It's an inherited historical sickness in Hungary, that owners are reluctant or refusing to register you anywhere, in any public database to the apartment. Unfortunately this is obligatory if you're a foreigner, especially if you're a non EU citizen. It's better if you insist on it before you hand over the deposit.
8. Adress matching
The most absurd obstacle at all to enjoy your new home, is when the content of public databases don't match. An adress is registered in at least three public databases, and the immigration office checks the matching. It's possible that you've got a real apartment under a certain adress, but it does not match in the land registry and the municipiality database, so the immigration office does not see it. If you've got the property sheet, you may walk into the closest public client point (kormanyablak or okmanyiroda) or ask your lawyer to do it, and check if the databases match. If they don't the immigration office will not issue your residency or adress card until the issue isn't resolved.
9. Unfair liabilities
Some private owners are tending to include unfair liabilities in the agreement. You pay rental fee, and most likely the owner does not pay tax from it (you don't get an invoice, or/and you pay in cash, without receit). It's not expectable that you paint the apartment when you move out, or fix items on your own or/and on your own expense.
10. Receit of rental payments

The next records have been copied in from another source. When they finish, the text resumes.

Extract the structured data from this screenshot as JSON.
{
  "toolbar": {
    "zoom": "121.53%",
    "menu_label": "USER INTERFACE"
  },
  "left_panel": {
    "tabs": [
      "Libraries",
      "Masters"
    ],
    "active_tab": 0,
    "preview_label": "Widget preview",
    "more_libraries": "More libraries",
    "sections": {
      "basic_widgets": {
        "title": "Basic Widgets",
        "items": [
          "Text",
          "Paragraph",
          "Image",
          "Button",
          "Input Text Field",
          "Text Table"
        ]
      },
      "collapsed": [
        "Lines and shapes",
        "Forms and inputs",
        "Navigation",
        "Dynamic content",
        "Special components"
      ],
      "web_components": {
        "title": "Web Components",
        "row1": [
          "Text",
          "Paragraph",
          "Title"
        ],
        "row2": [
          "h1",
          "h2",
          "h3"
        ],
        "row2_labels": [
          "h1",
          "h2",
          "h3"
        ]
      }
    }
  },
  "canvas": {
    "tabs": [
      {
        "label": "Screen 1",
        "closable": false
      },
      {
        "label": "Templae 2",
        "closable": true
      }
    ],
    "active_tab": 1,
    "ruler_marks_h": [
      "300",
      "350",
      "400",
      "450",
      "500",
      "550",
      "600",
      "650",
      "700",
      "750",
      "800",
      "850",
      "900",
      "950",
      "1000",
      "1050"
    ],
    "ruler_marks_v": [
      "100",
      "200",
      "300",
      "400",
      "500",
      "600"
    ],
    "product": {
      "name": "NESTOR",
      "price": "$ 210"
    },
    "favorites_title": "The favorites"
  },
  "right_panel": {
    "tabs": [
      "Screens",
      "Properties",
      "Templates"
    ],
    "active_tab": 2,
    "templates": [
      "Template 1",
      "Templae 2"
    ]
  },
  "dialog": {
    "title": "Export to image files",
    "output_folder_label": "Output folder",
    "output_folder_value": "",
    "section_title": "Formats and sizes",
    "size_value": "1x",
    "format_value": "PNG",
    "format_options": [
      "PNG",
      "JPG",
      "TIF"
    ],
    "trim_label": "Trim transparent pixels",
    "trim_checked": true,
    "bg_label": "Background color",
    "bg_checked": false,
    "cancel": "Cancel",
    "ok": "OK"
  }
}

Some lessors (owners) don't pay tax for the rent you pay, or pay tax only for a part of it. This is not your business of course, but if you don't get some kind of receit for your payment, the owner's got a rental agreement and you've got nothing to prove that you've paid deposit or rent in cash. Professional way of doing that is signing to rental agreement, the owner getting the right one and you're getting one with a rental fee one zero less in it's amount... Every month you sign a paper "I've got the rent for month .... year ...., date and signature." This reduces the owners temptation to claim any time that you've not paid.
Do you think I'm exaggerating the situation?
What is the reason why you, exactly you may face these problems? Circa 50-70 thousand apartments are missing in the real estate market... A que is standing in front of the door of every apartment that is suitable for humans to live in, not to mention those ones in the center, or in a nice condition. The owner may choose from many lessors, and after missing 10 opportunities you become tired, and tend to overlook problems that I've listed above.
Some owners don't rent their flat to foreigners at all. If you've got a hungarian friend or a lawyer, it's better if he calls the owner first, to prepare the contact. If there is a sympathy in the beginning, it solves many obstacles. Most lessors choose their lessees emotionally, since they hand over their apartment, which was or will be once their homes. Any obstacle may be overcome through the right communication.
Finding a home, the safe place in a foreign country is difficult. Others are searching for answers and solutions just like you, so if you’ve got some personal experience or advice to share with us on the topic, don’t keep it for yourself, and thank you in advance…